If you think racism in America is a Southern problem, you are not paying attention. American racism has never been a Southern problem. Our federal government has always enforced racist norms. When Nat Turner rebelled, the federal government sent in the United States Navy to stop the uprising. Both the American Navy and Army were used to crush perhaps the greatest revolt against tyranny America has ever seen, the German Coast Uprising. The commissioners enforcing the Fugitive Slave Act were federal. Woodrow Wilson sent in federal troops during the 1919 riots in Washington, D.C….to quell Black folks attacked by white vigilantes. The Federal Bureau of Investigation targeted Dr. King, Malcolm X, Fred Hampton, and they did it again with the Black Lives Matter movement. Federal force enforces racism.
It has always been so.
And it Matters Because…?

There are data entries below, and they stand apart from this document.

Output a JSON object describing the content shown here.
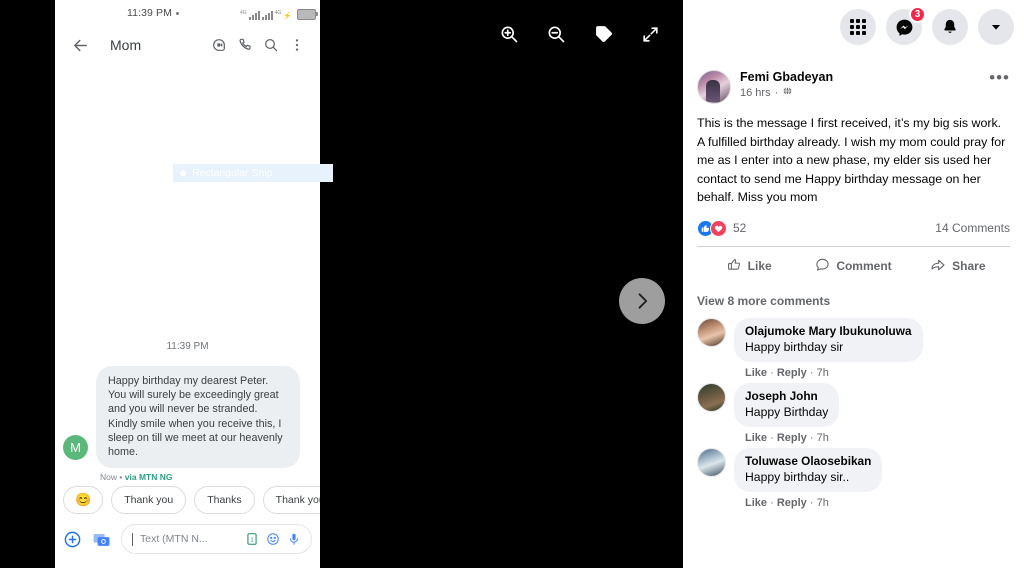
{
  "viewer": {
    "toolbar": [
      {
        "name": "zoom-in-icon",
        "label": "Zoom in"
      },
      {
        "name": "zoom-out-icon",
        "label": "Zoom out"
      },
      {
        "name": "tag-icon",
        "label": "Tag photo"
      },
      {
        "name": "fullscreen-icon",
        "label": "Enter fullscreen"
      }
    ],
    "next_label": "Next photo"
  },
  "snip": {
    "label": "Rectangular Snip"
  },
  "phone": {
    "status": {
      "time": "11:39 PM",
      "network_label": "4G",
      "network_label2": "4G"
    },
    "header": {
      "title": "Mom",
      "icons": [
        "back-arrow-icon",
        "video-call-icon",
        "phone-call-icon",
        "search-icon",
        "overflow-menu-icon"
      ]
    },
    "conversation": {
      "timestamp": "11:39 PM",
      "avatar_initial": "M",
      "message": "Happy birthday my dearest Peter. You will surely be exceedingly great and you will never be stranded. Kindly smile when you receive this, I sleep on till we meet at our heavenly home.",
      "meta_time": "Now",
      "meta_sep": "•",
      "meta_via": "via",
      "meta_carrier": "MTN NG"
    },
    "chips": [
      {
        "type": "emoji",
        "label": "😊"
      },
      {
        "type": "text",
        "label": "Thank you"
      },
      {
        "type": "text",
        "label": "Thanks"
      },
      {
        "type": "text",
        "label": "Thank you so m"
      }
    ],
    "input": {
      "placeholder": "Text (MTN N...",
      "icons": [
        "add-plus-icon",
        "image-picker-icon",
        "sim-select-icon",
        "emoji-icon",
        "microphone-icon"
      ]
    }
  },
  "facebook": {
    "topbar": {
      "menu_label": "Menu",
      "messenger_label": "Messenger",
      "messenger_badge": "3",
      "notifications_label": "Notifications",
      "account_label": "Account"
    },
    "post": {
      "author": "Femi Gbadeyan",
      "time": "16 hrs",
      "separator": "·",
      "audience": "Public",
      "menu_label": "Post options",
      "text": "This is the message I first received, it’s my big sis work. A fulfilled birthday already. I wish my mom could pray for me as I enter into a new phase, my elder sis used her contact to send me Happy birthday message on her behalf. Miss you mom",
      "reaction_count": "52",
      "comment_count": "14 Comments",
      "actions": [
        {
          "name": "like-button",
          "label": "Like",
          "icon": "thumbs-up-icon"
        },
        {
          "name": "comment-button",
          "label": "Comment",
          "icon": "comment-bubble-icon"
        },
        {
          "name": "share-button",
          "label": "Share",
          "icon": "share-arrow-icon"
        }
      ]
    },
    "comments": {
      "view_more": "View 8 more comments",
      "action_like": "Like",
      "action_reply": "Reply",
      "action_sep": "·",
      "items": [
        {
          "name": "Olajumoke Mary Ibukunoluwa",
          "text": "Happy birthday sir",
          "time": "7h"
        },
        {
          "name": "Joseph John",
          "text": "Happy Birthday",
          "time": "7h"
        },
        {
          "name": "Toluwase Olaosebikan",
          "text": "Happy birthday sir..",
          "time": "7h"
        }
      ]
    }
  },
  "colors": {
    "fb_blue": "#1877f2",
    "fb_red": "#f3425f",
    "badge_red": "#f02849",
    "carrier_green": "#2e9e85",
    "avatar_green": "#5cb87a"
  }
}
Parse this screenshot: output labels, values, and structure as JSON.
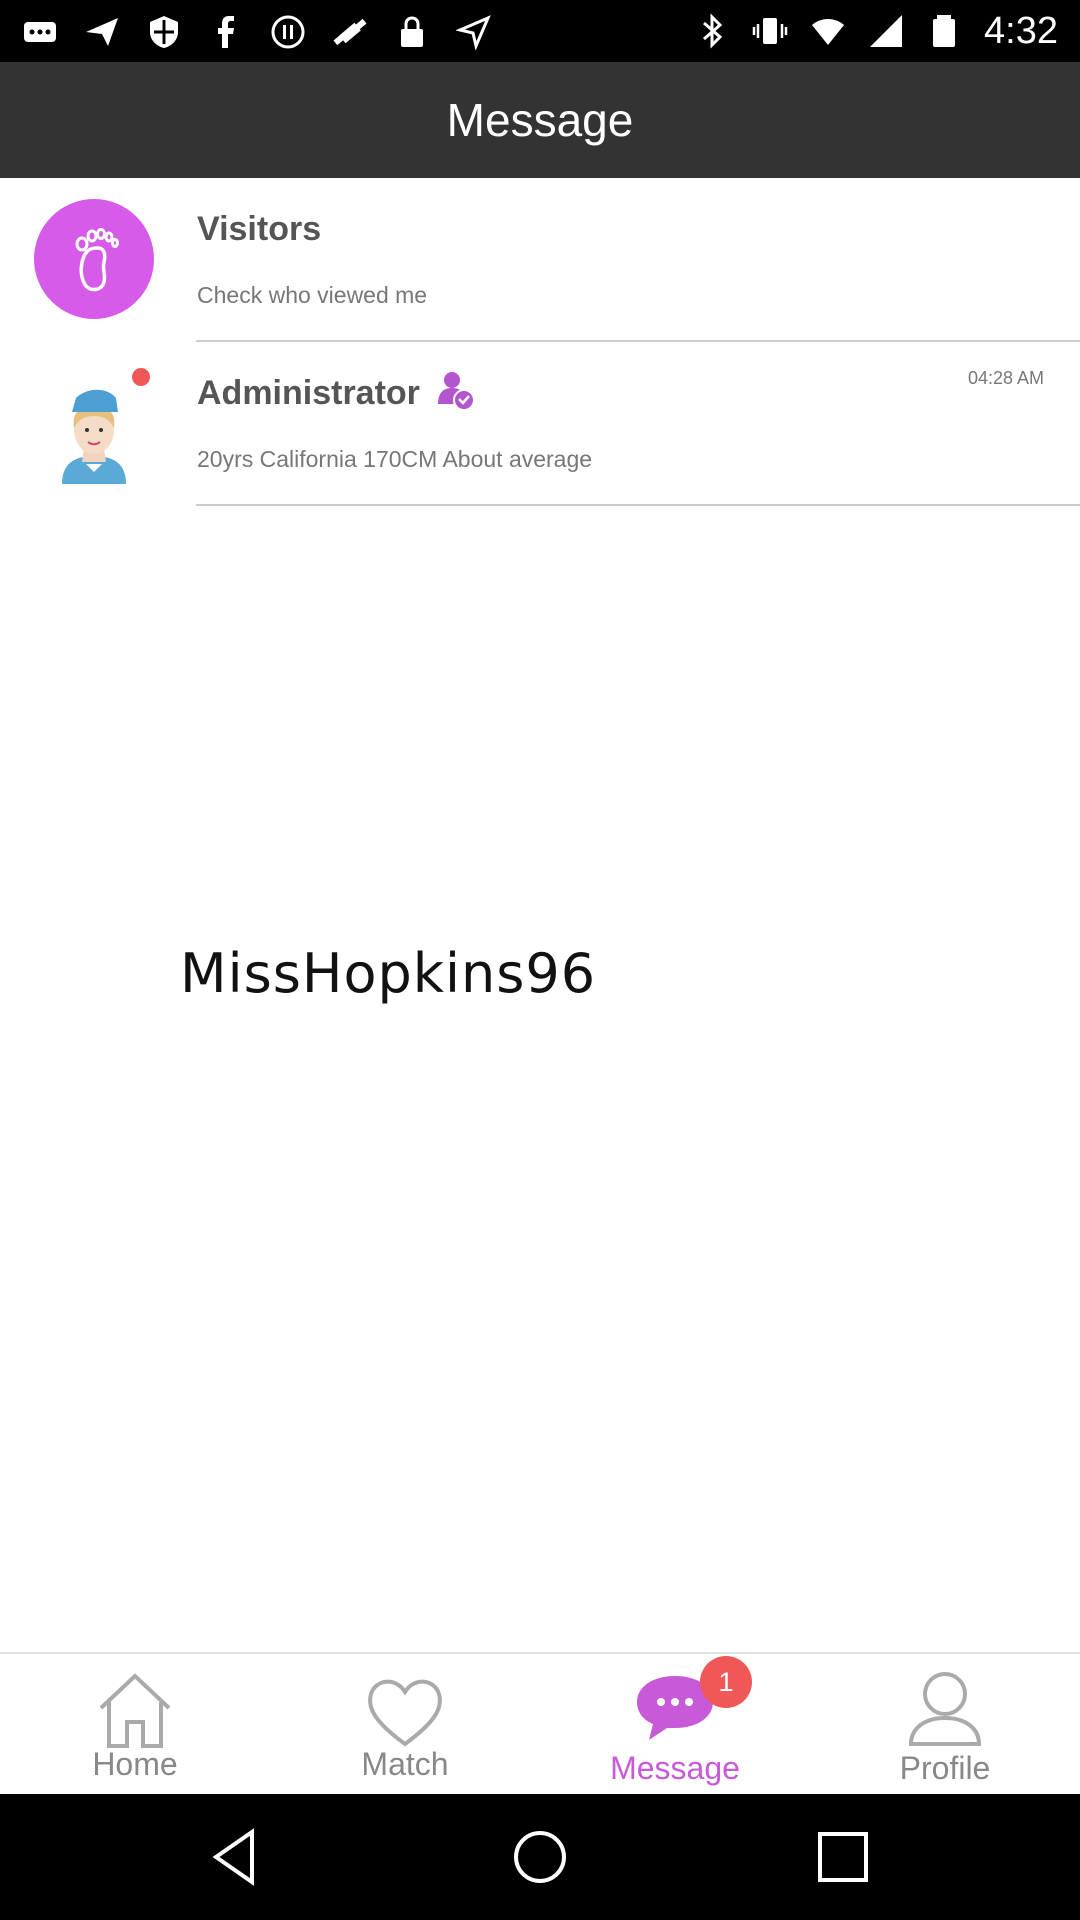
{
  "status_bar": {
    "time": "4:32",
    "left_icons": [
      "more-icon",
      "send-icon",
      "shield-icon",
      "facebook-icon",
      "record-icon",
      "fake-gps-icon",
      "lock-icon",
      "location-arrow-icon"
    ],
    "right_icons": [
      "bluetooth-icon",
      "vibrate-icon",
      "wifi-icon",
      "signal-icon",
      "battery-icon"
    ]
  },
  "header": {
    "title": "Message"
  },
  "conversations": [
    {
      "title": "Visitors",
      "subtitle": "Check who viewed me",
      "icon": "footprint-icon",
      "avatar_color": "#d65be9"
    },
    {
      "title": "Administrator",
      "subtitle": "20yrs California 170CM About average",
      "time": "04:28 AM",
      "unread": true,
      "verified_icon": "verified-user-icon"
    }
  ],
  "watermark": "MissHopkins96",
  "tabs": [
    {
      "label": "Home",
      "icon": "home-icon",
      "active": false
    },
    {
      "label": "Match",
      "icon": "heart-icon",
      "active": false
    },
    {
      "label": "Message",
      "icon": "chat-icon",
      "active": true,
      "badge": "1"
    },
    {
      "label": "Profile",
      "icon": "person-icon",
      "active": false
    }
  ],
  "colors": {
    "accent": "#c85ad9",
    "badge": "#f05858",
    "header": "#333333"
  },
  "nav_bar": [
    "back-icon",
    "home-circle-icon",
    "recents-icon"
  ]
}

Because I’m weary of the idea that our culpability for American racism depends on whether our family personally enslaved laborers. It doesn’t. We have culpability as Americans. This is our group. America. Unless you don’t identify as an American. Then this post is not for you. You may have culpability as a member of another group, though.
You don’t like the strength of the word “culpable”? Substitute responsibility instead. As in, we carry responsibility as Americans for America’s actions. If that makes you chafe, consider: did you drop the bomb on Hiroshima? I mean, was your dad the pilot of the Enola Gay? No? So that sobering act doesn’t make you squirm? Or maybe you feel grief for America’s actions at My Lai or Abu Ghraib. Why? Were you there? It doesn’t have anything to do with you just because you’re American.
If I Try It On, It Feels Like…
To look at it another way, do you cheer at the Olympics for America? But if you aren’t the one breaking the tape at the finish line, what right do you have to identify with the team just because you’re American? Do you weep when Texans die in a flood? When a tornado devastates the mid-west? Is your heart with Hawaii? Are you proud of Jazz and Rock-n-Roll and the Blues and Kitty Hawk and Neil Armstrong and the Greatest Generation that defeated the Nazis? Can you feel tears forming when the colour guard passes with the flag because you are American?
If any of this feels familiar, then the only possible explanation for why we persist in refusing to identify with the American sins of slavery and racism is because we refuse to admit how embedded they have always been in America. They aren’t American, they can’t be. Or we would realize they must be ours grieve. Not just grieve. Like the outpouring of people eager to help Hawaii repair the devastation of the fire, ours also to repair.